We're leading off strong this week with a look at two of our favorite iPad releases in recent months: Anomaly: Warzone Earth, the reverse tower defense game that debuted on PC this past spring, and Hard Lines, a hybrid Snake/Tron light cycles offering that's hugely addictive and perfect for your iOS device of choice. Beyond that, we're also checking out Bouncy Mouse, a fling-based original platformer, and WWE Superstar Slingshot, hereby deemed the most ridiculous Angry Birds clone we've played to date. It's even more absurd than Trucks & Skulls Nitro, in which you shoot monster trucks! At skulls! Seriously.
Tower defense games seemingly multiply like rabbits, and the once-niche strategy subgenre has transformed into a phenomenon of its own in recent years. Anomaly: Warzone Earth falls within that same overarching concept, but not in the way you'd expect after pumping hours into PixelJunk Monsters or Plants vs. Zombies. Instead, Anomaly flips the script and puts you in charge of the invaders, weaving ever so carefully through the winding streets of war-torn Baghdad to face off against various high-tech turrets and make your way to a goal. It's a novel idea, but don't take that to mean this slick iOS release is a novelty: in fact, it's one of the richest and most hardcore-oriented titles to hit the App Store in recent memory.
We (opens in new tab)reviewed the PC version of Anomaly: Warzone Earth earlier this year and bestowed a very sharp 7/10 to it, calling it a "clever game" that "breathes new life into what was quickly becoming a tired genre." However, the move to a large touch screen device and a paltry $3.99 price tag recasts the game in an arguably glossier light. This is a meaty, challenging experience, and while the first few missions are pretty easily conquered, you'll quickly learn that simply trying to overpower the obstacles in your path will more often than not lead to your downfall. Each mission begins with a planning screen, giving you an opportunity to direct your route through the stage while considering the various enemy types and potential resource pick-ups along the way. Once the mission starts, though, you won't just be staring at the screen and hoping for the best – on-the-fly route adjustments and unit additions and upgrades are essential to your success in each mission.

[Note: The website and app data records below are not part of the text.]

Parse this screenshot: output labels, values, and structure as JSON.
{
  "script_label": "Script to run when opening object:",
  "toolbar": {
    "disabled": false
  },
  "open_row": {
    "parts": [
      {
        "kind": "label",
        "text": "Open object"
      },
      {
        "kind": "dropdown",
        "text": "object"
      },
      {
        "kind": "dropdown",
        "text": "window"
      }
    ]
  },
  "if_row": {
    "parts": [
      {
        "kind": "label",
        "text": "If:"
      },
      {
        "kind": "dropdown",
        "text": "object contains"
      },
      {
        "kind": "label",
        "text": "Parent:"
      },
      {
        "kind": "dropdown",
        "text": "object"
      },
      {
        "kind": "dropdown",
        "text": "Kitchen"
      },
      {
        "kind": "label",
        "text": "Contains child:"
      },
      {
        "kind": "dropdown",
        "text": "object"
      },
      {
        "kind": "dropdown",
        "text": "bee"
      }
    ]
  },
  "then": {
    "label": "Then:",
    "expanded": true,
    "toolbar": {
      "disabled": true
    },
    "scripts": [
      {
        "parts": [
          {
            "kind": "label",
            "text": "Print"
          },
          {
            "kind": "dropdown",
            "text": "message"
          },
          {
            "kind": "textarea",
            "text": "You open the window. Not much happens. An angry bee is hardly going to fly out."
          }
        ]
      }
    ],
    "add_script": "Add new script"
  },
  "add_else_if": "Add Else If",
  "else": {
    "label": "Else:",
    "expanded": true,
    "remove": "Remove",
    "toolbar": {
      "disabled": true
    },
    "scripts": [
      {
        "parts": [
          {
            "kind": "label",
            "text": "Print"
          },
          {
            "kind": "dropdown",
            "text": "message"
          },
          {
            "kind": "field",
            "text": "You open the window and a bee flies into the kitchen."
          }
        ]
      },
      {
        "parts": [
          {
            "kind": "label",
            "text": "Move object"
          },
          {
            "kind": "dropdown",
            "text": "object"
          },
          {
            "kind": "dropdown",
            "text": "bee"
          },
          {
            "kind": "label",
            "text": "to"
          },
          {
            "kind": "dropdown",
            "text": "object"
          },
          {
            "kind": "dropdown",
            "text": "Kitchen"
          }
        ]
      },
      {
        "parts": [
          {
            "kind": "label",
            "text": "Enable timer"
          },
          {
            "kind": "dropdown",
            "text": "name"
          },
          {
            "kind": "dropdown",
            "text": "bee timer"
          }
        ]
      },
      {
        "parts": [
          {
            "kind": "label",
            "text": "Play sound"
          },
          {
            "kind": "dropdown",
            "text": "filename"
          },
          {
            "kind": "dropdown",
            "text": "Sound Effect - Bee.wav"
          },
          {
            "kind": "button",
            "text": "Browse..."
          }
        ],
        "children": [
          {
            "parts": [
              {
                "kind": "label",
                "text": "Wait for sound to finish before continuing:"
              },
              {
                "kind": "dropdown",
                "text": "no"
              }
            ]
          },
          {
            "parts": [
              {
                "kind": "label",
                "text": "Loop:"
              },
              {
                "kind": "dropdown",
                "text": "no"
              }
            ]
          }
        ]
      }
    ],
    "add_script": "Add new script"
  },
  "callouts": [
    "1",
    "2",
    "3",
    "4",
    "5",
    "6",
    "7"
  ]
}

While not nearly as detailed as the original PC release, Anomaly: Warzone Earth HD really is one of the best-looking games we've seen on the iPad, with detailed 3D models, colorful foes that pop out from the typical sand-covered settings, and a very smooth frame rate throughout. Warzone Earth HD unfortunately is not a universal app, with a separate iPhone version available, but it's otherwise a remarkably accomplished iPad affair: an original and fulfilling strategy offering that works perfectly on the tablet, and arrives at a price that's still much cheaper than most of the core-focused copycat titles that flood the App Store listings.
Years before anybody knew what an App Store would someday be, Snake was the game of choice for most mobile phone owners. Sure, the tiny, oft-monochromatic screens and weak hardware warranted hosting such a simple game, but it's also a truly great skill-tester that holds up on nearly any device you could toss it on. At its core, Hard Lines is very much based on the roots laid down by Snake and the old Tron arcade game, but it also reminds us a lot of Pac-Man and Geometry Wars. Like that former classic, Hard Lines fines you popping pellets and occasionally munching super-powered ones that let you devour all enemies in range.
But more notably, like Geometry Wars – specifically Retro Evolved 2 – this game takes a simple, well-worn concept and builds it out into several unique play modes, each as sharp and exciting as the last. Guiding your snake in each offering is as easy as swiping in the intended direction; which is great, as you'll need to focus all your attention on staying alive amidst the recurring tense moments. In the primary Survival mode, the goal is simply to stay alive and boost your score by chomping pellets and slaying enemies by cutting off their paths. It's the standout offering here – the endless mode that'll have you cursing the leaderboards while you play and dreaming of lines when away.
Hard Lines also includes a timed variation of Survival mode, a Time Attack mode where meager pellets stall the conclusion a bit longer, plus combat-oriented Piñata and Gauntlet modes. And all the way at the end of the list is classic Snake, enhanced for the big screen. It's still a lot of fun, and made more so by the amusing bits of dialogue that emerge from your snake while you play; it's like the game is carrying one a one-way dialogue peppered with stupid jokes, random pontifications, and wonderings about where the female snake/line is at present. Add in Geometry Wars-like looks and tunes and Hard Lines is absolutely a winner on all fronts, plus it's a universal release that as of this writing is temporarily free of charge. That may not be the case by the time you read this, but it remains a total steal for a buck.